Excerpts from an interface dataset
━━━
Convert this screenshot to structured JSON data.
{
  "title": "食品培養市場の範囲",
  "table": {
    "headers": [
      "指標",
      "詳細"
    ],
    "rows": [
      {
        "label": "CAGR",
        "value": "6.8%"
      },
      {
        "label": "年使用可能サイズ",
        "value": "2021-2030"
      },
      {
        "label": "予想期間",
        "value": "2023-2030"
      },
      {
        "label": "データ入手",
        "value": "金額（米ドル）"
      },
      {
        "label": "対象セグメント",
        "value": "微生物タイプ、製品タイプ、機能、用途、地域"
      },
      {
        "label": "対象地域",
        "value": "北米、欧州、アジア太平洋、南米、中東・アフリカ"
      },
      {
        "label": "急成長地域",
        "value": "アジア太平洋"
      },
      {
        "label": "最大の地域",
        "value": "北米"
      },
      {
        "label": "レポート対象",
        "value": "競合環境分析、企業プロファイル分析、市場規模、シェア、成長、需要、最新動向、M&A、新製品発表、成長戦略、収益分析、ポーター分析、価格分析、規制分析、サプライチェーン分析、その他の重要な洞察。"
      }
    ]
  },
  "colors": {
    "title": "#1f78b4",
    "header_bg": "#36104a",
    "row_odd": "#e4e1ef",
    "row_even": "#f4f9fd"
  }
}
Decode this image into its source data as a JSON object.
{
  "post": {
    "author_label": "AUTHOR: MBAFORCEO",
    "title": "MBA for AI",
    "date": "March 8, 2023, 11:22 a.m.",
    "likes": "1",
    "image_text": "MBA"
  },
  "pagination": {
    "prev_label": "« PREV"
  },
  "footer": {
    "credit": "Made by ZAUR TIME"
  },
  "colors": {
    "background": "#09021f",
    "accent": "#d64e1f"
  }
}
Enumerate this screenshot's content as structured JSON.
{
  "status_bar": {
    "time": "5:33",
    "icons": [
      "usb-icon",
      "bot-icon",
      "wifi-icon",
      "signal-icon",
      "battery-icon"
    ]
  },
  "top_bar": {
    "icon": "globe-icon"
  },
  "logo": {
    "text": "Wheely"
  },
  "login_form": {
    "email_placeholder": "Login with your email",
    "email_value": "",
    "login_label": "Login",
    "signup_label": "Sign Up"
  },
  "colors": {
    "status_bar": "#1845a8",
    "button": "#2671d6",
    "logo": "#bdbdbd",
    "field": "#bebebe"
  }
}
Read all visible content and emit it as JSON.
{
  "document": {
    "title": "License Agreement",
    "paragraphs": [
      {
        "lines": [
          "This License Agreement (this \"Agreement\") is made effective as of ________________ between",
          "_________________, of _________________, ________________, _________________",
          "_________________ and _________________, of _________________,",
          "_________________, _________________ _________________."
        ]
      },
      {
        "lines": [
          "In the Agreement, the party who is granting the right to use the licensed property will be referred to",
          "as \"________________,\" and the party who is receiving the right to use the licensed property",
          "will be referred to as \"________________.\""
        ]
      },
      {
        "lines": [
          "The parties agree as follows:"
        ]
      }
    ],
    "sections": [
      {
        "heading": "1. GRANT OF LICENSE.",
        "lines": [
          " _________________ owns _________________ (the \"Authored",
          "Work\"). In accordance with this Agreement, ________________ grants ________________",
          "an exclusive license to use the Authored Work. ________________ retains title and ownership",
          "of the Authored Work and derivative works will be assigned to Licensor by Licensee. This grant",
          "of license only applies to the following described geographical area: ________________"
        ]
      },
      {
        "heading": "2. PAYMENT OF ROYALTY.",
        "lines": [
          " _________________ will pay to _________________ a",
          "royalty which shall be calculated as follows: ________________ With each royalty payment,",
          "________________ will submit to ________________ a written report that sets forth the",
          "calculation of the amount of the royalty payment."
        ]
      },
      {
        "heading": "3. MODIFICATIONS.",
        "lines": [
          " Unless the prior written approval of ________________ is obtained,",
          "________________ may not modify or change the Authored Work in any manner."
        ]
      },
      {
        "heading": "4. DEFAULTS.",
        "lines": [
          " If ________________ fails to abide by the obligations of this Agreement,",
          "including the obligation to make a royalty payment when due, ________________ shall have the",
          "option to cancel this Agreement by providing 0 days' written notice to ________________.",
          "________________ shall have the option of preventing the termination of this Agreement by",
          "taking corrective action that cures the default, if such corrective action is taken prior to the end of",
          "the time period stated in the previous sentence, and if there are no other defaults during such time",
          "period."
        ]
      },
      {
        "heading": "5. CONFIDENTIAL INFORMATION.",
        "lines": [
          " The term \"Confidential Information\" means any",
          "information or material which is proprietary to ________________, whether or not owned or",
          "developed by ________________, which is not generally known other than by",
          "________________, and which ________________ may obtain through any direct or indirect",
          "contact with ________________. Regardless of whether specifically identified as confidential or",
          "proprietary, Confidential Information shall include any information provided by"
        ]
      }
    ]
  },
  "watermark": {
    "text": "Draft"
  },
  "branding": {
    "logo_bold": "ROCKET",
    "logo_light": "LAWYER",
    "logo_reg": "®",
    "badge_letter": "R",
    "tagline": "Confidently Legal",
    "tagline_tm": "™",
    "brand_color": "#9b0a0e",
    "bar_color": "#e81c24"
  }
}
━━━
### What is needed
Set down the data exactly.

### Exercise answer
Convert this screenshot to structured JSON data.
{
  "title": "食品培養市場の範囲",
  "table": {
    "headers": [
      "指標",
      "詳細"
    ],
    "rows": [
      {
        "label": "CAGR",
        "value": "6.8%"
      },
      {
        "label": "年使用可能サイズ",
        "value": "2021-2030"
      },
      {
        "label": "予想期間",
        "value": "2023-2030"
      },
      {
        "label": "データ入手",
        "value": "金額（米ドル）"
      },
      {
        "label": "対象セグメント",
        "value": "微生物タイプ、製品タイプ、機能、用途、地域"
      },
      {
        "label": "対象地域",
        "value": "北米、欧州、アジア太平洋、南米、中東・アフリカ"
      },
      {
        "label": "急成長地域",
        "value": "アジア太平洋"
      },
      {
        "label": "最大の地域",
        "value": "北米"
      },
      {
        "label": "レポート対象",
        "value": "競合環境分析、企業プロファイル分析、市場規模、シェア、成長、需要、最新動向、M&A、新製品発表、成長戦略、収益分析、ポーター分析、価格分析、規制分析、サプライチェーン分析、その他の重要な洞察。"
      }
    ]
  },
  "colors": {
    "title": "#1f78b4",
    "header_bg": "#36104a",
    "row_odd": "#e4e1ef",
    "row_even": "#f4f9fd"
  }
}
Decode this image into its source data as a JSON object.
{
  "post": {
    "author_label": "AUTHOR: MBAFORCEO",
    "title": "MBA for AI",
    "date": "March 8, 2023, 11:22 a.m.",
    "likes": "1",
    "image_text": "MBA"
  },
  "pagination": {
    "prev_label": "« PREV"
  },
  "footer": {
    "credit": "Made by ZAUR TIME"
  },
  "colors": {
    "background": "#09021f",
    "accent": "#d64e1f"
  }
}
Enumerate this screenshot's content as structured JSON.
{
  "status_bar": {
    "time": "5:33",
    "icons": [
      "usb-icon",
      "bot-icon",
      "wifi-icon",
      "signal-icon",
      "battery-icon"
    ]
  },
  "top_bar": {
    "icon": "globe-icon"
  },
  "logo": {
    "text": "Wheely"
  },
  "login_form": {
    "email_placeholder": "Login with your email",
    "email_value": "",
    "login_label": "Login",
    "signup_label": "Sign Up"
  },
  "colors": {
    "status_bar": "#1845a8",
    "button": "#2671d6",
    "logo": "#bdbdbd",
    "field": "#bebebe"
  }
}
Read all visible content and emit it as JSON.
{
  "document": {
    "title": "License Agreement",
    "paragraphs": [
      {
        "lines": [
          "This License Agreement (this \"Agreement\") is made effective as of ________________ between",
          "_________________, of _________________, ________________, _________________",
          "_________________ and _________________, of _________________,",
          "_________________, _________________ _________________."
        ]
      },
      {
        "lines": [
          "In the Agreement, the party who is granting the right to use the licensed property will be referred to",
          "as \"________________,\" and the party who is receiving the right to use the licensed property",
          "will be referred to as \"________________.\""
        ]
      },
      {
        "lines": [
          "The parties agree as follows:"
        ]
      }
    ],
    "sections": [
      {
        "heading": "1. GRANT OF LICENSE.",
        "lines": [
          " _________________ owns _________________ (the \"Authored",
          "Work\"). In accordance with this Agreement, ________________ grants ________________",
          "an exclusive license to use the Authored Work. ________________ retains title and ownership",
          "of the Authored Work and derivative works will be assigned to Licensor by Licensee. This grant",
          "of license only applies to the following described geographical area: ________________"
        ]
      },
      {
        "heading": "2. PAYMENT OF ROYALTY.",
        "lines": [
          " _________________ will pay to _________________ a",
          "royalty which shall be calculated as follows: ________________ With each royalty payment,",
          "________________ will submit to ________________ a written report that sets forth the",
          "calculation of the amount of the royalty payment."
        ]
      },
      {
        "heading": "3. MODIFICATIONS.",
        "lines": [
          " Unless the prior written approval of ________________ is obtained,",
          "________________ may not modify or change the Authored Work in any manner."
        ]
      },
      {
        "heading": "4. DEFAULTS.",
        "lines": [
          " If ________________ fails to abide by the obligations of this Agreement,",
          "including the obligation to make a royalty payment when due, ________________ shall have the",
          "option to cancel this Agreement by providing 0 days' written notice to ________________.",
          "________________ shall have the option of preventing the termination of this Agreement by",
          "taking corrective action that cures the default, if such corrective action is taken prior to the end of",
          "the time period stated in the previous sentence, and if there are no other defaults during such time",
          "period."
        ]
      },
      {
        "heading": "5. CONFIDENTIAL INFORMATION.",
        "lines": [
          " The term \"Confidential Information\" means any",
          "information or material which is proprietary to ________________, whether or not owned or",
          "developed by ________________, which is not generally known other than by",
          "________________, and which ________________ may obtain through any direct or indirect",
          "contact with ________________. Regardless of whether specifically identified as confidential or",
          "proprietary, Confidential Information shall include any information provided by"
        ]
      }
    ]
  },
  "watermark": {
    "text": "Draft"
  },
  "branding": {
    "logo_bold": "ROCKET",
    "logo_light": "LAWYER",
    "logo_reg": "®",
    "badge_letter": "R",
    "tagline": "Confidently Legal",
    "tagline_tm": "™",
    "brand_color": "#9b0a0e",
    "bar_color": "#e81c24"
  }
}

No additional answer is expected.